A tale of two feasts, St. Joseph's and St. Patrick's.
March 19th is one of two days on which the Roman Catholic Church typically remembers St. Joseph, husband of the Blessed Virgin Mary and foster father of Jesus (the other day honoring Joseph, the Feast of St. Joseph the Worker, falls on May 1st). I say "typically" because this year St. Joseph's Day is being transferred to Monday in deference to today's celebration of the Third Sunday in Lent. Though I accept the principle of Lenten Sundays taking precedence over popular feast days, I'm a little confused that the same principle is not extended to feasts that fall on Lenten Fridays, as St. Patrick's Day often seems to do - it seems a bit strange to me that so many bishops freely dispense the faithful of their dioceses from the Lenten obligation to abstain from meat when St. Patrick's Day falls on a Friday during Lent. I'll explain my objections to this pastoral practice a bit later.
Given that today is my name day (as well as the name day of my father and of my late grandfather - Joseph is a common name in my family), I felt I should do something special to celebrate St. Joseph's Day. Knowing that La Festa di San Giuseppe is a major event for many Italian parishes, I attended Mass this morning at the Shrine of Our Lady of Pompeii around the corner from St. Ignatius in the confidence that this church wouldn't let the technicality of a transferred observance get in the way of a beloved feast day. I had this confidence in part because I attend Mass regularly at Our Lady of Pompeii and had seen several weeks' worth of bulletin announcements noting that today's feast would be celebrated with a traditional "St. Joseph's Table" banquet of Italian dishes prepared by parishioners. Though the readings and proper parts of the liturgy were from the Third Sunday of Lent, none could deny that today's Mass was in celebration of St. Joseph's Day - the church was unusually crowded (packed to the gills, in fact), the liturgy was celebrated in both English and Italian, and the homily wove together themes from both the Lenten readings and the feast day. The season and the feast were even better woven together at the banquet: longstanding tradition dictates that none of dishes served at St. Joseph's Table contain meat. This banquet in honor of St. Joseph is meatless in deference to the practice of Lenten abstinence, regardless of whether St. Joseph's Day falls on a Friday and even when the feast falls on a Sunday - normally the day of the week on which Lenten discipline is deliberately relaxed.
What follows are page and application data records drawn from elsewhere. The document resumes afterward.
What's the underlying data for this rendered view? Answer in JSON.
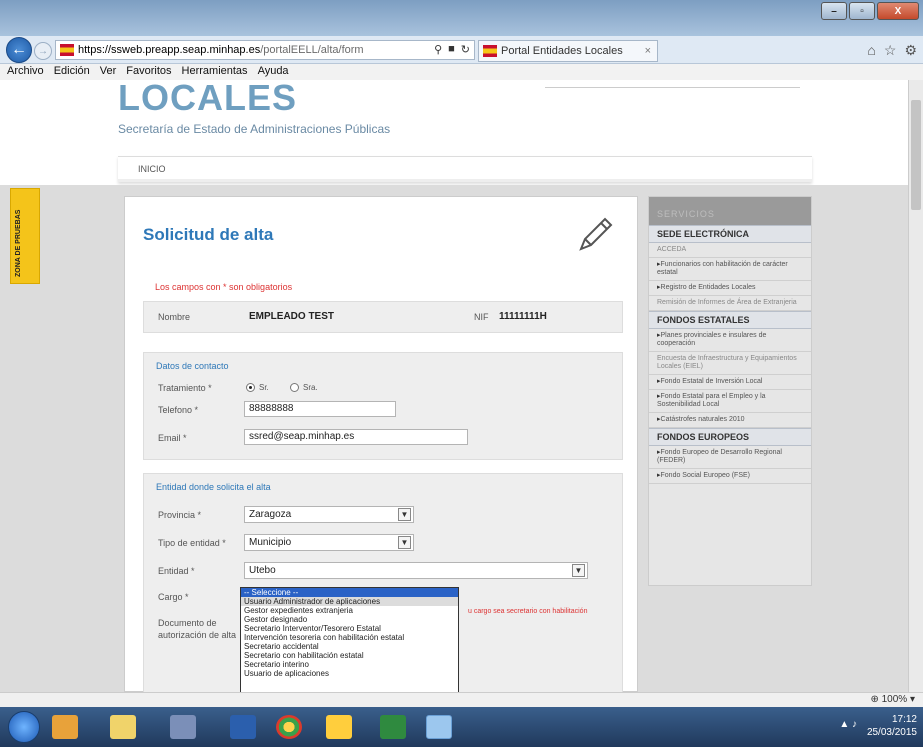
{
  "browser": {
    "url_host": "https://ssweb.preapp.seap.minhap.es",
    "url_path": "/portalEELL/alta/form",
    "tab_title": "Portal Entidades Locales",
    "window_buttons": [
      "–",
      "▫",
      "X"
    ]
  },
  "menubar": [
    "Archivo",
    "Edición",
    "Ver",
    "Favoritos",
    "Herramientas",
    "Ayuda"
  ],
  "header": {
    "logo_word": "LOCALES",
    "subtitle": "Secretaría de Estado de Administraciones Públicas",
    "nav_inicio": "INICIO"
  },
  "zona_tab": "ZONA DE PRUEBAS",
  "form": {
    "title": "Solicitud de alta",
    "required_note": "Los campos con * son obligatorios",
    "nombre_label": "Nombre",
    "nombre_value": "EMPLEADO TEST",
    "nif_label": "NIF",
    "nif_value": "11111111H",
    "contacto": {
      "title": "Datos de contacto",
      "tratamiento_label": "Tratamiento *",
      "radio_sr": "Sr.",
      "radio_sra": "Sra.",
      "telefono_label": "Telefono *",
      "telefono_value": "88888888",
      "email_label": "Email *",
      "email_value": "ssred@seap.minhap.es"
    },
    "entidad": {
      "title": "Entidad donde solicita el alta",
      "provincia_label": "Provincia *",
      "provincia_value": "Zaragoza",
      "tipo_label": "Tipo de entidad *",
      "tipo_value": "Municipio",
      "entidad_label": "Entidad *",
      "entidad_value": "Utebo",
      "cargo_label": "Cargo *",
      "doc_label_1": "Documento de",
      "doc_label_2": "autorización de alta",
      "hint": "u cargo sea secretario con habilitación"
    },
    "cargo_options": [
      "-- Seleccione --",
      "Usuario Administrador de aplicaciones",
      "Gestor expedientes extranjeria",
      "Gestor designado",
      "Secretario Interventor/Tesorero Estatal",
      "Intervención tesoreria con habilitación estatal",
      "Secretario accidental",
      "Secretario con habilitación estatal",
      "Secretario interino",
      "Usuario de aplicaciones"
    ]
  },
  "sidebar": {
    "head": "SERVICIOS",
    "sections": [
      {
        "title": "SEDE ELECTRÓNICA",
        "items": [
          {
            "label": "ACCEDA",
            "bullet": false
          },
          {
            "label": "Funcionarios con habilitación de carácter estatal",
            "bullet": true
          },
          {
            "label": "Registro de Entidades Locales",
            "bullet": true
          },
          {
            "label": "Remisión de Informes de Área de Extranjeria",
            "bullet": false
          }
        ]
      },
      {
        "title": "FONDOS ESTATALES",
        "items": [
          {
            "label": "Planes provinciales e insulares de cooperación",
            "bullet": true
          },
          {
            "label": "Encuesta de Infraestructura y Equipamientos Locales (EIEL)",
            "bullet": false
          },
          {
            "label": "Fondo Estatal de Inversión Local",
            "bullet": true
          },
          {
            "label": "Fondo Estatal para el Empleo y la Sostenibilidad Local",
            "bullet": true
          },
          {
            "label": "Catástrofes naturales 2010",
            "bullet": true
          }
        ]
      },
      {
        "title": "FONDOS EUROPEOS",
        "items": [
          {
            "label": "Fondo Europeo de Desarrollo Regional (FEDER)",
            "bullet": true
          },
          {
            "label": "Fondo Social Europeo (FSE)",
            "bullet": true
          }
        ]
      }
    ]
  },
  "status": {
    "zoom": "100%"
  },
  "taskbar": {
    "time": "17:12",
    "date": "25/03/2015"
  }
}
Considering the way in which Italian Catholics manage to balance their celebration of St. Joseph's Day with the spirit of a penitential season, the widespread practice of the St. Patrick's Day dispensation from Lenten abstinence for the sake of being able to eat corned beef strikes me as rather strange. Personally, it's hard for me to imagine that anyone would actually want to eat corned beef so badly as to seek a dispensation to do so. To go to such lengths just to licitly consume such bland fare strikes me as a tad excessive, especially when one considers the shallow roots of the tradition in question. Far from being an ancient Irish custom, the tradition of eating corned beef on St. Patrick's Day originated in late-19th century New York. However, even if corned beef were authentic Irish fare I don't see how it could be rated more important than the venerable tradition of Lenten abstinence. There's a dualistic sensibility about corned beef dispensationalism that I just can't abide. Granting a dispensation from the obligation of Lenten abstinence so the faithful can eat corned beef on St. Patrick's Day seems to send a negative message about Lent, suggesting that the penitential character of the season is so onerous that Catholics can't have any fun at all without a temporary relaxation of Lenten discipline. The tradition of St. Joseph's Table sends a different and much more positive message, suggesting that it is possible to have a joyful celebration of faith, family and tradition while still remaining mindful of our Lenten obligations. At least that's my read on things - readers who disagree are welcome to express their views in the comment box. My prayers and best wishes go out to you, whether you celebrate St. Joseph's Day, St. Patrick's Day, or both. AMDG.